Perhaps the best parts of these lectures is Feynman's no-nonsense and direct approach to key principles of scientific processes and discovery, emphasizing how much more we must learn than we already know. Perhaps his best illustration of the scientific method is that of a sieve that keeps getting smaller to filter out bad theories and wrong conclusions. He describes how scientists must always be doubters always questioning results and truly accepting the uncertainty of all research.
Included too are some of his ethical perspectives on the misuse of science or dystopian controls of government over scientific endeavors, demanding specific outcomes without open scientific exploration.
Although this short collection can be read in a single sitting, I suggest a more extended and deliberate study to examine the meanings and implications of Feynman's reasoned perspectives.
Although I appreciated Audible's narration support for an initial preview and exploration, it was not appropriate for more indepth analysis.

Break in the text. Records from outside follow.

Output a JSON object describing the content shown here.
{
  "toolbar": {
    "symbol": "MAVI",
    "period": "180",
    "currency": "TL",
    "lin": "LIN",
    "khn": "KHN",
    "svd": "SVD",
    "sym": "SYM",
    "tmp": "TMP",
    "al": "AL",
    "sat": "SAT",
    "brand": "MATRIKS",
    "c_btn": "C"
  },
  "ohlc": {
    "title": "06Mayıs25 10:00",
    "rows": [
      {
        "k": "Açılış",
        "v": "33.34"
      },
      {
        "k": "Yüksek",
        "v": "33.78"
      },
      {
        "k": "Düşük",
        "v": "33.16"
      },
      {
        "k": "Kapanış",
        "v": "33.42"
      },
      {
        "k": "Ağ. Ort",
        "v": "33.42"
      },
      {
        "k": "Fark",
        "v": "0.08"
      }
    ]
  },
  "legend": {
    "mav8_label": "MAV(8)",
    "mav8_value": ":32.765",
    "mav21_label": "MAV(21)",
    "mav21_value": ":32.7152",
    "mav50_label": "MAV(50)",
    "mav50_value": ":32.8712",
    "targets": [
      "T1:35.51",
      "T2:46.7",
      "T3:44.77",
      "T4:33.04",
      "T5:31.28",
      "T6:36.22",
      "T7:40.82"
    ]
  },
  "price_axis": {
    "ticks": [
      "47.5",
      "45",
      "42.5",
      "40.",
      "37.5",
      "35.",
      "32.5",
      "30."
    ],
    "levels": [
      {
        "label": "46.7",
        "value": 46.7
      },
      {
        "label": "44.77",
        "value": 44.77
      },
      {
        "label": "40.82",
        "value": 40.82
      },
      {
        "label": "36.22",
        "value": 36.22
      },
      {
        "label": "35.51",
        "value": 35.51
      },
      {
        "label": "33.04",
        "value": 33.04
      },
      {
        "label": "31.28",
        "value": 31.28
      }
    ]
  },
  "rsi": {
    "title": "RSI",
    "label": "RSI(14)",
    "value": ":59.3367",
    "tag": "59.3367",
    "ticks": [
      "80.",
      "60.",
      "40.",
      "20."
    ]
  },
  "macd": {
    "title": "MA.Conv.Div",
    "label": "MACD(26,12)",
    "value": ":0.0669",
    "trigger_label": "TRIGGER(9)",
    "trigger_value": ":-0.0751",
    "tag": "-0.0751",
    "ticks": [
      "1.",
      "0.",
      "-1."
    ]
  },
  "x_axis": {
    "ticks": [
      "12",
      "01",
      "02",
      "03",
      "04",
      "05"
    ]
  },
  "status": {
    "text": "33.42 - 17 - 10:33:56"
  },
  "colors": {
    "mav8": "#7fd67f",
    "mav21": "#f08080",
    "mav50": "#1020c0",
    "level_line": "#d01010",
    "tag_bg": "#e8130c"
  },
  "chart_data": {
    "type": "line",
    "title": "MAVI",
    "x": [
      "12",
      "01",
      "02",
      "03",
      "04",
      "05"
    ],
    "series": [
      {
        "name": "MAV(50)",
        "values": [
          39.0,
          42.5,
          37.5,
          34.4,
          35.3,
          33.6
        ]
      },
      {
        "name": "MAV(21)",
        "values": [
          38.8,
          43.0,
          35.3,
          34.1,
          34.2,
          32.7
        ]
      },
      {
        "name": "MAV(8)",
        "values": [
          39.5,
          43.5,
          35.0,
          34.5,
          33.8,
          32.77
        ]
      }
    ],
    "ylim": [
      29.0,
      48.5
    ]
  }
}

Written for general audiences, these lectures offer stark reminders to all serious scientists and seekers of truth.